It likely seems like a bit of an understatement- bordering on a “no duh” one even- but knowing your way around materials in a kitchen context is vital. Each type of material is going to have a number of strengths and weaknesses depending on it’s use, so knowing how to utilise each to get the best out of them, and therefore to make your kitchen as productive a space as possible, is one of the most important factors to consider when planning your dream kitchen.
Similarly to our occasional pieces on colour and/or colour theory, we like to shine the spotlight on certain kinds of materials and weigh up their pros and cons, to allow our clientele the opportunity to come to their own conclusions as to what will best suit them. This go around, we’d like to take a little time to talk about Acacia Wood.
A little outside of our usual fare, perhaps, but Acacia Wood is quite interesting. Derived from the Acacia genus of trees and shrubs native to Australia, Acacia Wood is a widely used material in both Kitchens and Bathrooms due to it’s durability. It’s said that even when untreated, Acacia Wood can last for up to forty years before it begins to deteriorate. Specifically, it is incredibly resistant to water damage of any kind, meaning it won’t warp or bend no matter how soaked it becomes.
It is also highly resistant to scratch damage or fungus growth. How is it used in kitchen settings? Well, there are a couple of uses for the material. The most common tends to be as kitchenware- bowls, trays etc.- although it is also sometimes used for furniture and even worktops due to it’s overall sturdiness.
It is worth noting that further care of Acacia Wood is needed, however, to preserve it’s long lasting nature. Items made of Acacia Wood should be kept away from extreme hot and cold temperatures, and it must be hand washed clean.
It might not be the most common material found in German style kitchens, but the natural, warm brown tones of the wood can make for a great contrast to a kitchen predominantly decked out in greys, blacks, and whites.
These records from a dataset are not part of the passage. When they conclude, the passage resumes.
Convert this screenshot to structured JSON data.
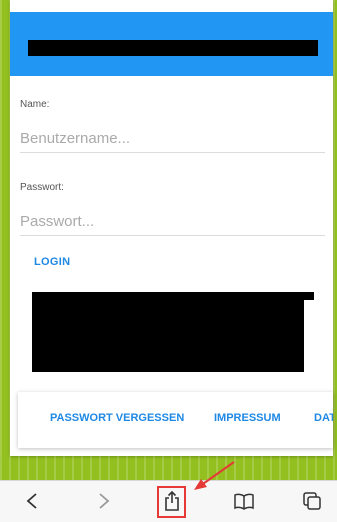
{
  "form": {
    "name_label": "Name:",
    "name_placeholder": "Benutzername...",
    "password_label": "Passwort:",
    "password_placeholder": "Passwort...",
    "login_label": "LOGIN"
  },
  "footer_links": {
    "forgot_password": "PASSWORT VERGESSEN",
    "impressum": "IMPRESSUM",
    "datenschutz_partial": "DAT"
  },
  "toolbar": {
    "icons": [
      "back-icon",
      "forward-icon",
      "share-icon",
      "bookmarks-icon",
      "tabs-icon"
    ]
  },
  "colors": {
    "header": "#2196f3",
    "accent": "#1e88e5",
    "background": "#93c01f",
    "highlight": "#e53935"
  }
}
If you’re looking for a modern kitchen with a more homely touch, it’s certainly a material worth looking into!